SUMMARY: A new face on the cooling scene, Millennium’s first entry may deliver Alpha+ performance.
Andy Lemont of Millennium Thermal Solutions is an interesting guy; he holds a number of patents on fans and has been kind enough to tutor me on heatsink testing methods. I think, as a result, we and some others are testing heatsinks more rigorously than before, to the benefit of folks looking for useful test data on planned cooling solutions.
Now not all this is altruistic; Andy was initially motivated by seeing test results for his prototypes that were misleading – this due to the widespread use of socket thermistors to read CPU temps. We have shown conclusively (HERE
HERE) that this practice is misleading and Overclockers.com has adopted a more rigorous methodology as a result – Thanks Andy!
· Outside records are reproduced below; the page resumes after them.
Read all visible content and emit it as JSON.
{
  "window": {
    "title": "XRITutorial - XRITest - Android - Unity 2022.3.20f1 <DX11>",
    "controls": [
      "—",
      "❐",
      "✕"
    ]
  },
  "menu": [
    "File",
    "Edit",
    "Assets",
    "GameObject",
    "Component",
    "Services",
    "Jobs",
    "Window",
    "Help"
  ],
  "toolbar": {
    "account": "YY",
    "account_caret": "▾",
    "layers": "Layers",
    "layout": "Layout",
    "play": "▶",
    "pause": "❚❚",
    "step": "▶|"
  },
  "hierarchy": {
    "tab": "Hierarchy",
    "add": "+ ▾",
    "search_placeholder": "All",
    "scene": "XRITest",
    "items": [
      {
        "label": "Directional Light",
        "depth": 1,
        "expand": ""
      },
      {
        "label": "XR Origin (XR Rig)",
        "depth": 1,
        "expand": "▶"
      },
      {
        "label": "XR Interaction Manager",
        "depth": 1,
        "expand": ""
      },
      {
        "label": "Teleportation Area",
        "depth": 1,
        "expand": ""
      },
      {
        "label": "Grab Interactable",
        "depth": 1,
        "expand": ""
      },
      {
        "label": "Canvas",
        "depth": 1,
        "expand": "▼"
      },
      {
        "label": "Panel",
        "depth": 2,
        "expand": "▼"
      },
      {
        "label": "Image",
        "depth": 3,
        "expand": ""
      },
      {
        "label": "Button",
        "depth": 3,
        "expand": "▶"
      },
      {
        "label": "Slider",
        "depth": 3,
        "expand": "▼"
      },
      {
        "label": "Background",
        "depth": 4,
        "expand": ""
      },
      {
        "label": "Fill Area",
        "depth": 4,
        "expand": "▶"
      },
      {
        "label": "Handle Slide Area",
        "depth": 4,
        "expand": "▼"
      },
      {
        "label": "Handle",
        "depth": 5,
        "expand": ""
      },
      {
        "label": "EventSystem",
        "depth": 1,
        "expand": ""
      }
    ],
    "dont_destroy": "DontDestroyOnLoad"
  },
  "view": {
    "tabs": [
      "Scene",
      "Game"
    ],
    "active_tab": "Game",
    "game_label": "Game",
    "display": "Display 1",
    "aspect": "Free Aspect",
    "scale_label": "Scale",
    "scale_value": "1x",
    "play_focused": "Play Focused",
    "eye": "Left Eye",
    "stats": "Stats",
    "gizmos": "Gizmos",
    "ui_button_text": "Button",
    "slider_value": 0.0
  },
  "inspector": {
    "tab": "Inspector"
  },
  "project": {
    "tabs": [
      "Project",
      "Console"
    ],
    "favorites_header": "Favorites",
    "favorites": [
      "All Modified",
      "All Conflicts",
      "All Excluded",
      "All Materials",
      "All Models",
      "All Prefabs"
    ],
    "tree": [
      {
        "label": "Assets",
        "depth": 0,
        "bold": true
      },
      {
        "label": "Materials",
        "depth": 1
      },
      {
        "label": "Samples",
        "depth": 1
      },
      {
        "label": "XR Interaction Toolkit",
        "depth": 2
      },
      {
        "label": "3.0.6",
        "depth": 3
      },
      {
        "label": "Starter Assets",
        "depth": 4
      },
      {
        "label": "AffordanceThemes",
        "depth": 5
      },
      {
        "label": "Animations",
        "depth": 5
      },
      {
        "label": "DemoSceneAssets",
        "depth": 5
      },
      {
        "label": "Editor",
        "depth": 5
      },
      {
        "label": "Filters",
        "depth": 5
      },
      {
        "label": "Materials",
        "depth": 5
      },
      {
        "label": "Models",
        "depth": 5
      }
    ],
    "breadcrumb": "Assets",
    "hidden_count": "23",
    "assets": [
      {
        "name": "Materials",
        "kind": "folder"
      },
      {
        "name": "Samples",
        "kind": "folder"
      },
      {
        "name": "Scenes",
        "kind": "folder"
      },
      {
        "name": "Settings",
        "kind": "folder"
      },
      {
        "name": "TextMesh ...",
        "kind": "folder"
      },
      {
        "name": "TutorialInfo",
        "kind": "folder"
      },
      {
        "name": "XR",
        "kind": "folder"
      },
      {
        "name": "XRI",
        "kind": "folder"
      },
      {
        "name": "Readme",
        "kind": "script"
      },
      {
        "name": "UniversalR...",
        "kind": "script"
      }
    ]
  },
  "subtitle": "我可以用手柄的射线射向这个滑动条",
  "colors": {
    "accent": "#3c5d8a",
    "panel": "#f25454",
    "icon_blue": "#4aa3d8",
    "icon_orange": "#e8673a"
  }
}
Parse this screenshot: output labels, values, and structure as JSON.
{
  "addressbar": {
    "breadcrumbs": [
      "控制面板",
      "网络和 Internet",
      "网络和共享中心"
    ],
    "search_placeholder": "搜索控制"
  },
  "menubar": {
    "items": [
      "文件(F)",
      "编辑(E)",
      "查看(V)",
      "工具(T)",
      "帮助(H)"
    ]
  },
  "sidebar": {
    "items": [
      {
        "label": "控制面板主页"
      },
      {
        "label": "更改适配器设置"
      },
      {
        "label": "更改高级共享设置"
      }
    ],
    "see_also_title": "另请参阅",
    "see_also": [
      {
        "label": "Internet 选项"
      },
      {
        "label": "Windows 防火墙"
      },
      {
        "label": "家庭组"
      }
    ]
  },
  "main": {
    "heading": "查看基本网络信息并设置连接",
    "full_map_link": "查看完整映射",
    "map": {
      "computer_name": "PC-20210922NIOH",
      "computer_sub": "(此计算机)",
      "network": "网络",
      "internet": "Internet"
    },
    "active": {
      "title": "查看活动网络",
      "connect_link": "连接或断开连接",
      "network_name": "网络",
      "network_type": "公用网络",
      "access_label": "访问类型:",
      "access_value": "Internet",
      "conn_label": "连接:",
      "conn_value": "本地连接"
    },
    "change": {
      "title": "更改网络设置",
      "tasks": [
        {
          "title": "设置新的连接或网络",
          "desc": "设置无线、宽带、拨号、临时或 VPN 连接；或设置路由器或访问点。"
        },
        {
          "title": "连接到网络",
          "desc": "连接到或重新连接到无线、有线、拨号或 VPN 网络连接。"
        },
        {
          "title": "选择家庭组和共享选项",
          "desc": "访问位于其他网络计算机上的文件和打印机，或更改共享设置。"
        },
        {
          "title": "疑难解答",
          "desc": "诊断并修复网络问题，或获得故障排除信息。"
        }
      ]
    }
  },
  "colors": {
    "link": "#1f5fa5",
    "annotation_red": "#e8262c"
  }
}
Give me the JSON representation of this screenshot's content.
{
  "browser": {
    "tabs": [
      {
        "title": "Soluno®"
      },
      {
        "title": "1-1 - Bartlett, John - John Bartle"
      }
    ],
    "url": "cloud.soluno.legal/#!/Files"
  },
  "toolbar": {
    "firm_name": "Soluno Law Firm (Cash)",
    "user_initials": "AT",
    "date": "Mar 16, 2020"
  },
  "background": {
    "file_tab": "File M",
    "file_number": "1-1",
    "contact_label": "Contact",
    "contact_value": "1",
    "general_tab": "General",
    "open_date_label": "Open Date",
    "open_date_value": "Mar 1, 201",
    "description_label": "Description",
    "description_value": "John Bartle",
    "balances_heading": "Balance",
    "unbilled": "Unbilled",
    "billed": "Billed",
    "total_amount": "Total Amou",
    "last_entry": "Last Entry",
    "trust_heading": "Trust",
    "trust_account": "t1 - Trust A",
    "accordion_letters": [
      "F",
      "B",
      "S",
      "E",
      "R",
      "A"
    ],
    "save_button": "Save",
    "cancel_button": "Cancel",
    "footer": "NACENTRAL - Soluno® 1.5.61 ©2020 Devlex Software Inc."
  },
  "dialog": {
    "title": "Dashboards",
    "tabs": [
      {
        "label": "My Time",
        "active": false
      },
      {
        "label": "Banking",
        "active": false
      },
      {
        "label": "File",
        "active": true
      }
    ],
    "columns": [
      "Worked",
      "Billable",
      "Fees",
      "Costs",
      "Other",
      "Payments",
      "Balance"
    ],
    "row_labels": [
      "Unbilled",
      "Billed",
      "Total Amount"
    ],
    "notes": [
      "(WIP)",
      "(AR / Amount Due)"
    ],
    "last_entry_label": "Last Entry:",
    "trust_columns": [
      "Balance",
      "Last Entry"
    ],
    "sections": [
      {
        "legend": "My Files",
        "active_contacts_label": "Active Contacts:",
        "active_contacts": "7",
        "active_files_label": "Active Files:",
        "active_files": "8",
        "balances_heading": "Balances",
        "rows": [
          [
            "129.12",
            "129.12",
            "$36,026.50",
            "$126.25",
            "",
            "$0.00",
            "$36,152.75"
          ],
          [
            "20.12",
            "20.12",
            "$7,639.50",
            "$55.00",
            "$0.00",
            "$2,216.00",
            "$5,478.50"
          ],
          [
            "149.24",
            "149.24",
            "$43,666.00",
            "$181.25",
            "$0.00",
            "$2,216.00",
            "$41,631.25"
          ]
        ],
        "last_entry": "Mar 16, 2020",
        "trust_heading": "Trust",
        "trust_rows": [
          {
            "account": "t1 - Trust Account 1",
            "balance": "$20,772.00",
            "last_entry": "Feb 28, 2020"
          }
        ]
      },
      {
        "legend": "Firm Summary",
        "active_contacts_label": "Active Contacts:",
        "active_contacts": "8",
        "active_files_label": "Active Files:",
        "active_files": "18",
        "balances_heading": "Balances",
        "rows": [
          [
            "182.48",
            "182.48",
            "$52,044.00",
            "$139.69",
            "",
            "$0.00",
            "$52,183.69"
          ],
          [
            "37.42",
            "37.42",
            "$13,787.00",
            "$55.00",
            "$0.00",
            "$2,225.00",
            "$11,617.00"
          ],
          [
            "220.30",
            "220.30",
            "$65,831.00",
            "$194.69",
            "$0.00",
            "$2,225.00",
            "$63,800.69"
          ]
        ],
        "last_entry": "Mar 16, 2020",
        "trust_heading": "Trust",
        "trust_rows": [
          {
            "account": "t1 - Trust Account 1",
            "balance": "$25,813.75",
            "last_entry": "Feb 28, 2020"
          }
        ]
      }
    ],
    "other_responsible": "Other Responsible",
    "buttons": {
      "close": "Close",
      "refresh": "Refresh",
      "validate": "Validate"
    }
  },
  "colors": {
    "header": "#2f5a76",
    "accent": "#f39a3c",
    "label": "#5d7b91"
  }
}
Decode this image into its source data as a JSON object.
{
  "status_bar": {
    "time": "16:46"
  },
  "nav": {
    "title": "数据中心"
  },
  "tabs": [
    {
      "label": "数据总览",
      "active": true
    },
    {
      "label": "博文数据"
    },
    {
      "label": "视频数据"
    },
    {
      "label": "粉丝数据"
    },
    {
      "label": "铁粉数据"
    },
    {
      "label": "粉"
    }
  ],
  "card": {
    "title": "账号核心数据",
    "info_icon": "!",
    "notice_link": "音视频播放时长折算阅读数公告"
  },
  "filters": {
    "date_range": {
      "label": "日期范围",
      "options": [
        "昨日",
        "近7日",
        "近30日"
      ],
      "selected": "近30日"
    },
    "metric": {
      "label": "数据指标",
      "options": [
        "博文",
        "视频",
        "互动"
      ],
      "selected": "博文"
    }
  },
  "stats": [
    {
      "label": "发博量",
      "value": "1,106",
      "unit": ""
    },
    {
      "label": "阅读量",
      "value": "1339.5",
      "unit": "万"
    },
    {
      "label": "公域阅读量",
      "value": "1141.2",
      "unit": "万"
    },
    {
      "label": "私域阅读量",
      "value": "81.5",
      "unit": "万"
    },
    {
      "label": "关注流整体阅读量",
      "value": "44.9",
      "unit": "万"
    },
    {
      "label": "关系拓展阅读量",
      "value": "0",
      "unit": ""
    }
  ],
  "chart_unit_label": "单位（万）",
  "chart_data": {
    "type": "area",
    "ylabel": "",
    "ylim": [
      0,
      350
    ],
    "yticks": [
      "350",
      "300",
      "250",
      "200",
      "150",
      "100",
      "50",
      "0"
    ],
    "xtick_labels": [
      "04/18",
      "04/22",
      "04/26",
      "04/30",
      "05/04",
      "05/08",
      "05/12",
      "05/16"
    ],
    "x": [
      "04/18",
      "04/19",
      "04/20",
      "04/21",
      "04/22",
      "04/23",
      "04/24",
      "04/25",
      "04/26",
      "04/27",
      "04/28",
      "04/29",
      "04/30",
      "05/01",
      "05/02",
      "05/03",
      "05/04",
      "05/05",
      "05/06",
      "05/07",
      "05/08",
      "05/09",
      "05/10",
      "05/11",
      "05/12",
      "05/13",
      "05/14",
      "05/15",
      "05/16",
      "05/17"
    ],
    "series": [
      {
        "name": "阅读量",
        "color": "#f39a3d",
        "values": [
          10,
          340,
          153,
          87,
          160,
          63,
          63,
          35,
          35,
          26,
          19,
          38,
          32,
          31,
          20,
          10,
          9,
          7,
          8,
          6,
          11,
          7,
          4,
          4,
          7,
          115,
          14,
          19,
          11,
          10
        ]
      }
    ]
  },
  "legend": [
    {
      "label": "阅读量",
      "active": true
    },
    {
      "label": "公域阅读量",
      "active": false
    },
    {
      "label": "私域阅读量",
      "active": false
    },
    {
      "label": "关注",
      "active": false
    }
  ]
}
Andy is now close to launching his heatsink, the “Millennium Black Ice”, into the market. As you can see, it is one of the more interesting designs. It measures about 2 5/8 x 1 1/2 inches high; the fan is sunk into the heatsink, which seems to result in higher cooling efficiency than the usual bolt-on designs. The heatsink I tested had a YS TECH 27 cfm unit.
The unit I tested was an engineering prototype; the production version will feature 56% more surface area, with 20 fins across the bottom rather than what you see pictured above. This should result in better performance than what you’ll see below. Andy feels that the final version will deliver C/Ws of about 0.22 – if he can deliver, it will be a very competitive cooling solution.
A hole is drilled into the heatsink’s base above the CPU’s core and a thermocouple is epoxied inside the hole. Temps were measured with the Omega HH23 Digital Thermometer. Ambient temps were measured with a thermocouple placed about 1 inch from the fan’s intake. I used Prime 95 to stress the CPU on an ABIT KT7, running a Duron 800 @ 900, 1.92v, radiating 49.2 watts, Arctic Silver grease.
CPU Back Temp
As tested, 0.34 C/W places it in the Alpha 6035 class – not bad for an early prototype. If Andy can deliver the performance he expects with the final unit, it will be competitive with the TAISOL CGK742092 – no mean feat!
Really too early to be definitive on Millennium’s Black Ice, but these results are promising. Soon as Andy sends us a production version (about 6 weeks), we’ll test again.
PS: I just saw on Andy’s site that he credited me for “invaluable design assistance “; this “assistance” usually took the form of “Andy, this clip is a piece of junk”. He’s just being nice – or maybe sarcastic!